Posted on 05/05/2021 14:12

"I think a lot of places are well equipped to deal with the future, club sites more than others."

I'm not so sure. The UK does not have infinite capacity for generating power and club sites in rural areas are likely to be less equipped to cope, not more.

The program of building more power stations is evidence of the UK's less than adequate generating ability while the frequent overload to club site systems demonstrates they can barely cope now. 

The fee charging issue is rather academic until the supply is there to meet anticipated demand. 

Oscarmax replied on 05/05/2021 14:18

Posted on 05/05/2021 14:08 by JVB66

It will be as noted here. old and/or inadequate infrastructure from the power companies that will hold things up. ,most club sites i think? are on 3phase supply,with 56/60amp fuses/breakers 

Posted on 05/05/2021 14:18

I would imagine the majority of CMC underground cabling is nearing 25 years plus

JVB66 replied on 05/05/2021 14:30

Posted on 05/05/2021 14:18 by Oscarmax

I would imagine the majority of CMC underground cabling is nearing 25 years plus

Posted on 05/05/2021 14:30

And quite a few would not have had EHU when first opened, and even then when EHU was first installed it would have been 10amp, the power to the site will even now probably be the the original before any EHUs were installed 

ChocolateTrees replied on 05/05/2021 16:31

Posted on 05/05/2021 13:51 by JVB66

It would depend, I suspect. on what the CL was being charged for their power

Posted on 05/05/2021 16:31
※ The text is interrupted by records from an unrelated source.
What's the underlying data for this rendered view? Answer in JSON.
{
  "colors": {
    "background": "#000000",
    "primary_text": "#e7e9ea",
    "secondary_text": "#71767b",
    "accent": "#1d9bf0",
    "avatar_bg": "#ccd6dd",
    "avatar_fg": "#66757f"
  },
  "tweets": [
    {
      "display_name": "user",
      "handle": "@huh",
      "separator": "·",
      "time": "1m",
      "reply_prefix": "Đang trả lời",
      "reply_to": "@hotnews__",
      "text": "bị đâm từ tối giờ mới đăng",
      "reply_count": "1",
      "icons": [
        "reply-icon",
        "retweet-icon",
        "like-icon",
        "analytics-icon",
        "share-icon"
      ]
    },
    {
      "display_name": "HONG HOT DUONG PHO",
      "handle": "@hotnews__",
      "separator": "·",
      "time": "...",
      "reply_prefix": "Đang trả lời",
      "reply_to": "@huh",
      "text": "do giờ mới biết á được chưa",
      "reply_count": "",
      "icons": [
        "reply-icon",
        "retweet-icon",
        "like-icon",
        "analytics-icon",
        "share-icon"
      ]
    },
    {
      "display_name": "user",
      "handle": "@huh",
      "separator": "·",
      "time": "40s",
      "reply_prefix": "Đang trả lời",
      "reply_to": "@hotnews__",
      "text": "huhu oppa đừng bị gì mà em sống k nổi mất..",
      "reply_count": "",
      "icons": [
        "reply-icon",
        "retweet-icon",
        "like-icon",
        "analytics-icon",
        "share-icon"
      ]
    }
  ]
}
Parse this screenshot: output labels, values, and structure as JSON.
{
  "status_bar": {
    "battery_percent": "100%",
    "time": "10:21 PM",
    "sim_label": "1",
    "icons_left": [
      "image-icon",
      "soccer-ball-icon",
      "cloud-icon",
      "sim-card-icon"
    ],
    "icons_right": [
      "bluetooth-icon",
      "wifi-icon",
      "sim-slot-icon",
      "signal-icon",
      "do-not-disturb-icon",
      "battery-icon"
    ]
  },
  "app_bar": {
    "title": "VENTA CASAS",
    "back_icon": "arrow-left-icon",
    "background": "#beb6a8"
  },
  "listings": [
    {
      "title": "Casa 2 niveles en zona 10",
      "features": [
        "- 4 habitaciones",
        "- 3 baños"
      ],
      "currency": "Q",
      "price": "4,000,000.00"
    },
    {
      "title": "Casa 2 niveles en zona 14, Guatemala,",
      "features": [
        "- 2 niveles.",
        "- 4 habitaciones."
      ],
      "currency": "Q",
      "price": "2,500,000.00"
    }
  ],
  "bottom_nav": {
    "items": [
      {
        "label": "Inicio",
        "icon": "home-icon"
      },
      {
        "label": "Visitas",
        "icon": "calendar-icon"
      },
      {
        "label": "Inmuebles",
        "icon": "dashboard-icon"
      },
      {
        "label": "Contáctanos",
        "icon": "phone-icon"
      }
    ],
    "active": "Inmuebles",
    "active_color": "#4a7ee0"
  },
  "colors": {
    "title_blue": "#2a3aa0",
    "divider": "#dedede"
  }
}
Of course it will depend on the CLs cost, but not to that extent. E-Bikes have batteries around 500 - 800 Wh. Really big mobility scooters about the same (12v 55Ah = 660Wh). Even if you are paying an extortionate rate for electricity (50p/kWh) then its about 30p. (For reference I pay 13p/kWh in the day at home, making filling an e-bike battery 7.8pence. For £6 at 13p/kWh I could drive my electric car 150 miles.)